This week the Senate confirmed Betsy DeVos as President Trump’s education secretary, with Vice President Mike Pence casting the final ballot in a historic 51-50 vote.
DeVos, a school reform advocate from Michigan, has been a target of much negative attention. Following her confirmation hearing held on January 17, a wave of criticism arose after DeVos failed to take a stance on any question, one which involved whether she would continue de-funding public school institutions at a national level.
From a societal standpoint, terminating accessible education is a problem for many reasons. Without the backing of federal taxes, the public-school system would not survive and neither would equal opportunities for children. Universal access to free education would slowly be pulled, the correlation between poverty, crime, and the less-educated would continue to grow, and social conditions would generally worsen.

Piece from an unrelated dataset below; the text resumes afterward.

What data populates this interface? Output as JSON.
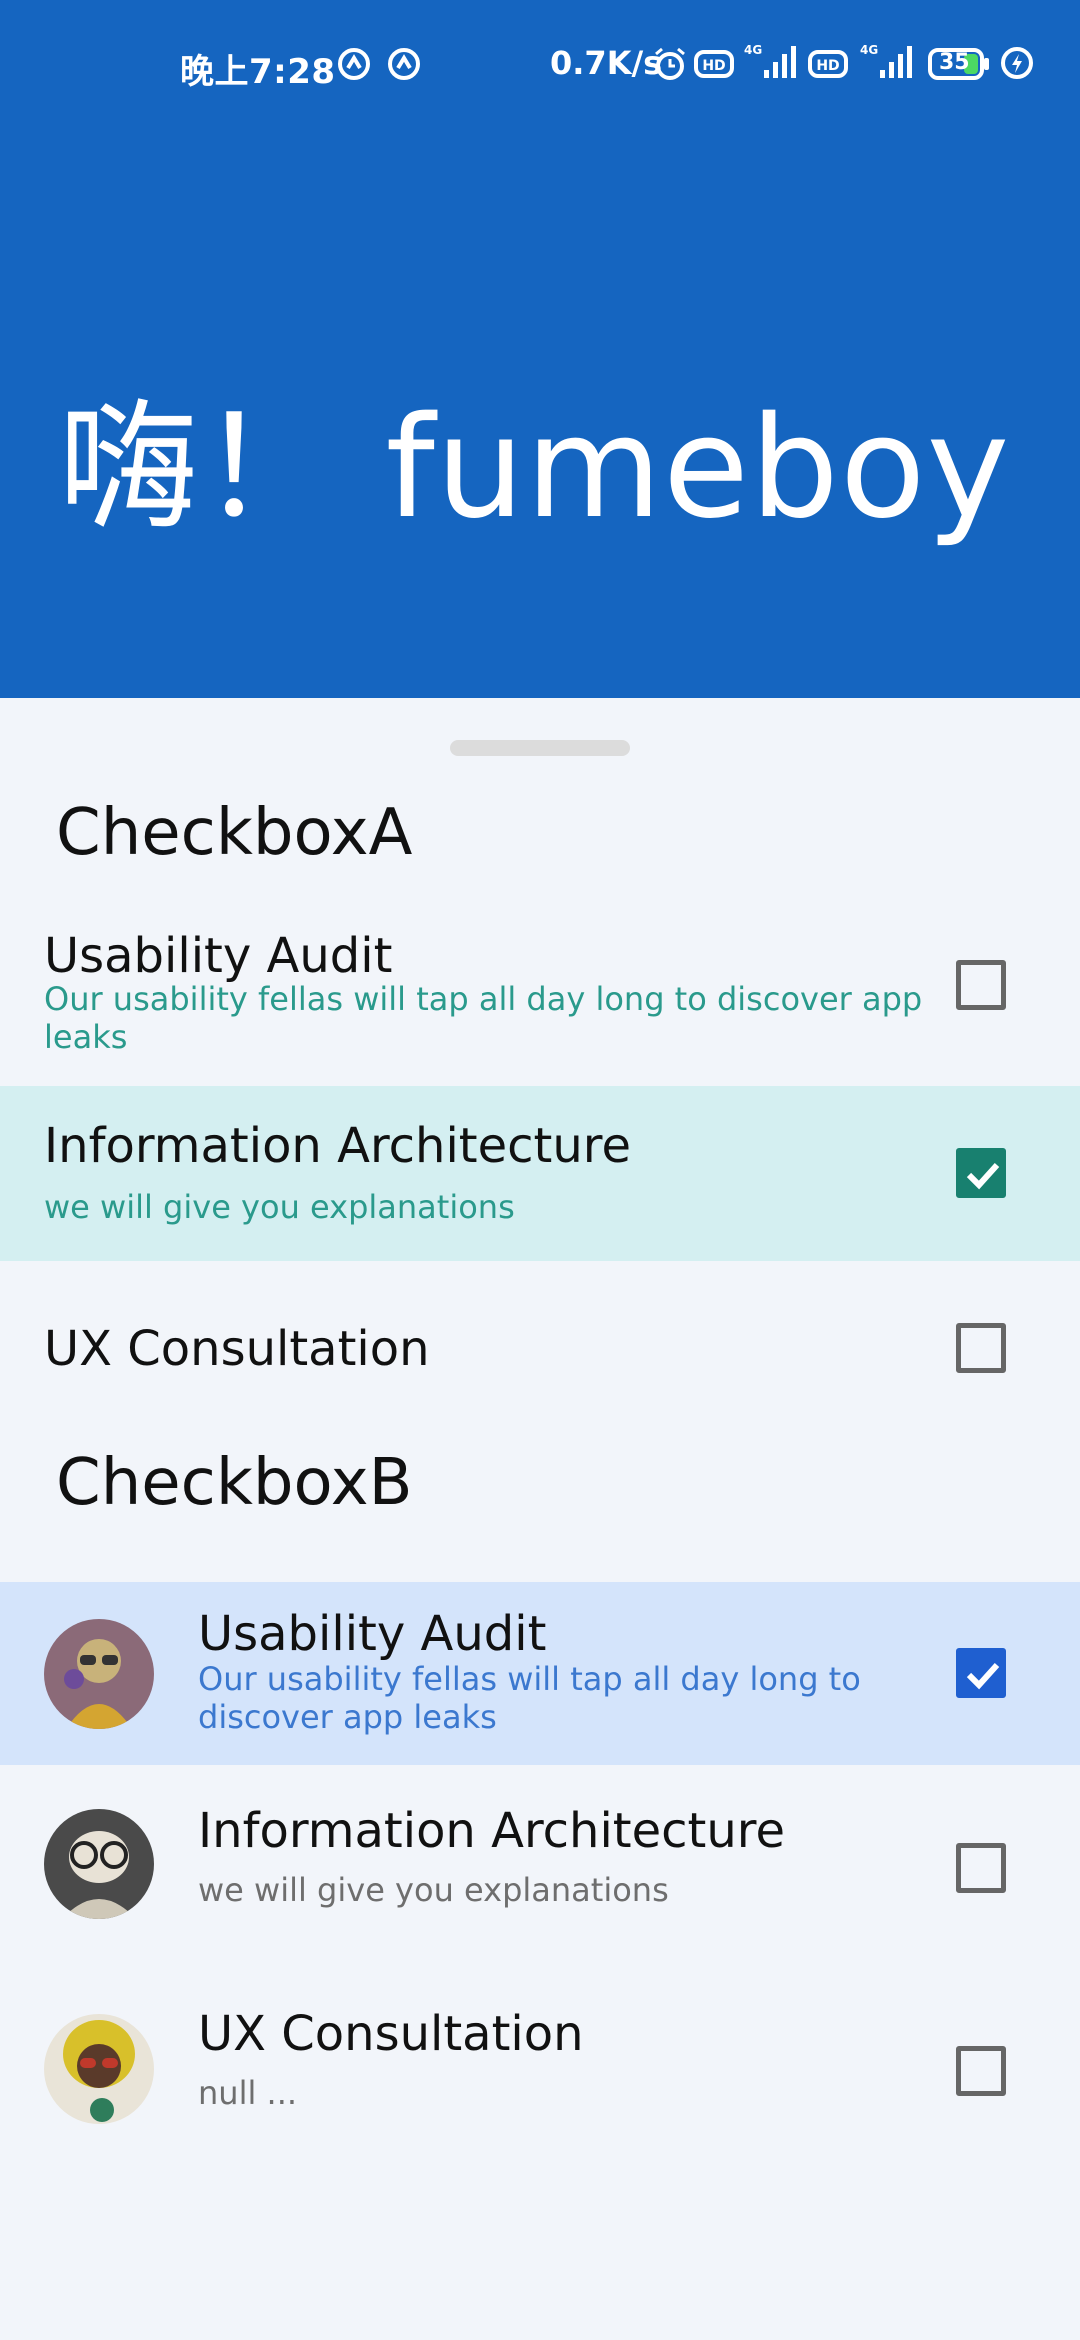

As frightening as the consequences that come with the demolition of public education may be, there is none scarier than the opportunity deregulation would provide for religious schools and curriculum. With 18 years of Catholic school under my belt, I can say with confidence:
The Catholic school system sucks.
Xavier High School sits in the Northeast corner of Cedar Rapids, Iowa. An eyesore tucked away behind a forest of trees, it is home to the obedient daughters and sons of many Catholic parents. Having undergone at least 10 years of religion classes, most of these students are molded in to “God’s perfect image,” otherwise known as people woefully uninformed about the environment surrounding them.
I graduated in 2012 with a class I would not consider God’s perfect image. Not even three months in to my freshman year, an assembly was called to address the underage sexting issue unfolding rapidly amongst my peers. The seniors, at the time, chided our actions, claiming that “Xavier High had never dealt with problems like this in years past.” Back then, I chalked it up to my female friends using a couple choice words. Now far removed from the situation, I see it for what it clearly was.
The signs of failed sex education.
In early August 2016, the Vatican issued a new approach to teaching sex. “The Meeting Point, project for affective and sexual formation” is an education program tailored to meet the progression of sexuality in the modern age. Keeping in line with Catholic values, it relies heavily on the generosity of parents willing to impart their knowledge, stating that “parents have the primary responsibility for the education of their children.” These same parents, with the power to educate, who will avoid the subject at all costs, thus handing the duty over to private school teachers.
I always loved getting new books at the beginning of a semester. Junior year gym had been insufferable up to January, yeah, but now we were switching over to the sex-ed portion of the class and I could do nothing but zone out and circle balls in my book all day. Itching to see who had possessed the textbook before me, I opened the cover and was shocked to see my sisters’ name, written in ink that had withstood the course of eight years.
High school didn’t teach me much on sex besides “don’t have it.” By the time I reached 19, I knew sex ended with either a 50 percent chance of getting pregnant or a 50 percent chance of getting AIDS. It took 20 minutes for my then-boyfriend to explain that was not the case. Birth control did not exist solely to make your boobs bigger and the risk of catching HIV was more complex than having sex just once, two fully believed truths that were shattered my freshman year of college by neither my parents nor my teachers.
DeVos has spent 30 years trying to give families taxpayer money in the form of vouchers to attend private/parochial schools, the same schools that have failed me and other areas of the United States that implement the abstinence-only curriculum.
For example, Texas, one of the top 10 places you’re most likely to catch an STD in the United States, currently implements the Heritage Keepers Curriculum to students in 5th through 12th grade. The legislature that funds this program clearly states that abstinence sex-ed programs be applied to classrooms to reduce the need for future family planning services like contraceptives. Abstinence education boils down to two things:
Presenting abstinence from sexual activity as the preferred choice of behavior, and
Emphasizing that abstinence from sexual activity is the only method that is 100 percent effective in prevent pregnancy, sexually transmitted disease, and infection with human immunodeficiency virus or acquired immunodeficiency syndrome.
Privatizing public schools takes away opportunities from families not able to spend upwards of $20,000 per year on a school that will inevitably fail their children. Per the National Center for Education statistics, public educators are more qualified to teach than private school educators, with 47.7 percent holding master’s degrees as opposed to 35.5 percent. However, many students will not have access to this higher education while a woman set on advancing God’s kingdom in the school system serves as their education secretary.
Sure, private school kids can be annoying. They’re too loud, they live too hard, and they have incredibly stupid uniforms. However, they are also teenagers. Bringing them up to be reliant on a system willing to cover up truth at the “expense of their own safety” will cause more problems in the long run: ignorance of discrimination, teen pregnancies, politics, and abortions. De-funding public education will only promote this continued perspective in America’s youth and soon enough, future generations will be so uninformed they’ll make the same mistake our nation made on November 8th, 2016.